- **Exercise prompt**
Below are entries to return in full. Keep each one exact.
[Data supplied — start]
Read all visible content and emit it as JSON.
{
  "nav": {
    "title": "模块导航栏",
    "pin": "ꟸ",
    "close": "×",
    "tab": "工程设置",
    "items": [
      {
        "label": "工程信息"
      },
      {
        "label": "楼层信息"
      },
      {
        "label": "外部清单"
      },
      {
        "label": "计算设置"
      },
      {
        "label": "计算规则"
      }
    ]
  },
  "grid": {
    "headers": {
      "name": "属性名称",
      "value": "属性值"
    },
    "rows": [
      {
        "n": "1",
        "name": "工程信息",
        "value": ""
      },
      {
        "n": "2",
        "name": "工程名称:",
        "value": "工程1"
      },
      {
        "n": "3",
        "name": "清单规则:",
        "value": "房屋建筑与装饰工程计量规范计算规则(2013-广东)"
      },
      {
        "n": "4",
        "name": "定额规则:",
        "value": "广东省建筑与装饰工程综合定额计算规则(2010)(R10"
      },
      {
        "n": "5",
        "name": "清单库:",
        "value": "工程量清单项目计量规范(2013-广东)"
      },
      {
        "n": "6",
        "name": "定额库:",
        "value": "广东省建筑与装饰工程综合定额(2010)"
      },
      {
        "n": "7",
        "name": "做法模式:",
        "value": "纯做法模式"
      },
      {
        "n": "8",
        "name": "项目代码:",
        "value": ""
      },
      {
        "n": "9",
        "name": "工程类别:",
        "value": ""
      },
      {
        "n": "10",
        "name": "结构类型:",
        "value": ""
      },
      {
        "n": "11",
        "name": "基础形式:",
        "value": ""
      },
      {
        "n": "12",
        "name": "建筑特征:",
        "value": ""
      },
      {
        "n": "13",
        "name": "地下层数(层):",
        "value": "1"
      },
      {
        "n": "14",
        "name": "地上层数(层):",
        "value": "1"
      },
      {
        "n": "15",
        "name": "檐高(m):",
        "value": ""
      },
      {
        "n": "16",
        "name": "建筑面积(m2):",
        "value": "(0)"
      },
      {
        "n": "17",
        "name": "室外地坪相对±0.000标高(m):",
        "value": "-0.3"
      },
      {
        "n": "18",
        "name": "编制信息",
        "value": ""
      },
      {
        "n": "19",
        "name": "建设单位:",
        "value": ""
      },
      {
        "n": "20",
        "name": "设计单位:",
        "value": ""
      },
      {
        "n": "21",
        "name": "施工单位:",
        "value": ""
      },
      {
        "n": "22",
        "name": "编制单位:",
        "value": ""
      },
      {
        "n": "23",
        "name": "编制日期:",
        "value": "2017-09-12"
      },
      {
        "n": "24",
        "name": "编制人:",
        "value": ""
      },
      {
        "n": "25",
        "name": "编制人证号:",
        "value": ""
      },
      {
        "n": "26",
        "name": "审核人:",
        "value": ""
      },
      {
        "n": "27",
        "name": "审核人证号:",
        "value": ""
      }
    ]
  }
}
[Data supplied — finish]
- **Worked solution**
Read all visible content and emit it as JSON.
{
  "nav": {
    "title": "模块导航栏",
    "pin": "ꟸ",
    "close": "×",
    "tab": "工程设置",
    "items": [
      {
        "label": "工程信息"
      },
      {
        "label": "楼层信息"
      },
      {
        "label": "外部清单"
      },
      {
        "label": "计算设置"
      },
      {
        "label": "计算规则"
      }
    ]
  },
  "grid": {
    "headers": {
      "name": "属性名称",
      "value": "属性值"
    },
    "rows": [
      {
        "n": "1",
        "name": "工程信息",
        "value": ""
      },
      {
        "n": "2",
        "name": "工程名称:",
        "value": "工程1"
      },
      {
        "n": "3",
        "name": "清单规则:",
        "value": "房屋建筑与装饰工程计量规范计算规则(2013-广东)"
      },
      {
        "n": "4",
        "name": "定额规则:",
        "value": "广东省建筑与装饰工程综合定额计算规则(2010)(R10"
      },
      {
        "n": "5",
        "name": "清单库:",
        "value": "工程量清单项目计量规范(2013-广东)"
      },
      {
        "n": "6",
        "name": "定额库:",
        "value": "广东省建筑与装饰工程综合定额(2010)"
      },
      {
        "n": "7",
        "name": "做法模式:",
        "value": "纯做法模式"
      },
      {
        "n": "8",
        "name": "项目代码:",
        "value": ""
      },
      {
        "n": "9",
        "name": "工程类别:",
        "value": ""
      },
      {
        "n": "10",
        "name": "结构类型:",
        "value": ""
      },
      {
        "n": "11",
        "name": "基础形式:",
        "value": ""
      },
      {
        "n": "12",
        "name": "建筑特征:",
        "value": ""
      },
      {
        "n": "13",
        "name": "地下层数(层):",
        "value": "1"
      },
      {
        "n": "14",
        "name": "地上层数(层):",
        "value": "1"
      },
      {
        "n": "15",
        "name": "檐高(m):",
        "value": ""
      },
      {
        "n": "16",
        "name": "建筑面积(m2):",
        "value": "(0)"
      },
      {
        "n": "17",
        "name": "室外地坪相对±0.000标高(m):",
        "value": "-0.3"
      },
      {
        "n": "18",
        "name": "编制信息",
        "value": ""
      },
      {
        "n": "19",
        "name": "建设单位:",
        "value": ""
      },
      {
        "n": "20",
        "name": "设计单位:",
        "value": ""
      },
      {
        "n": "21",
        "name": "施工单位:",
        "value": ""
      },
      {
        "n": "22",
        "name": "编制单位:",
        "value": ""
      },
      {
        "n": "23",
        "name": "编制日期:",
        "value": "2017-09-12"
      },
      {
        "n": "24",
        "name": "编制人:",
        "value": ""
      },
      {
        "n": "25",
        "name": "编制人证号:",
        "value": ""
      },
      {
        "n": "26",
        "name": "审核人:",
        "value": ""
      },
      {
        "n": "27",
        "name": "审核人证号:",
        "value": ""
      }
    ]
  }
}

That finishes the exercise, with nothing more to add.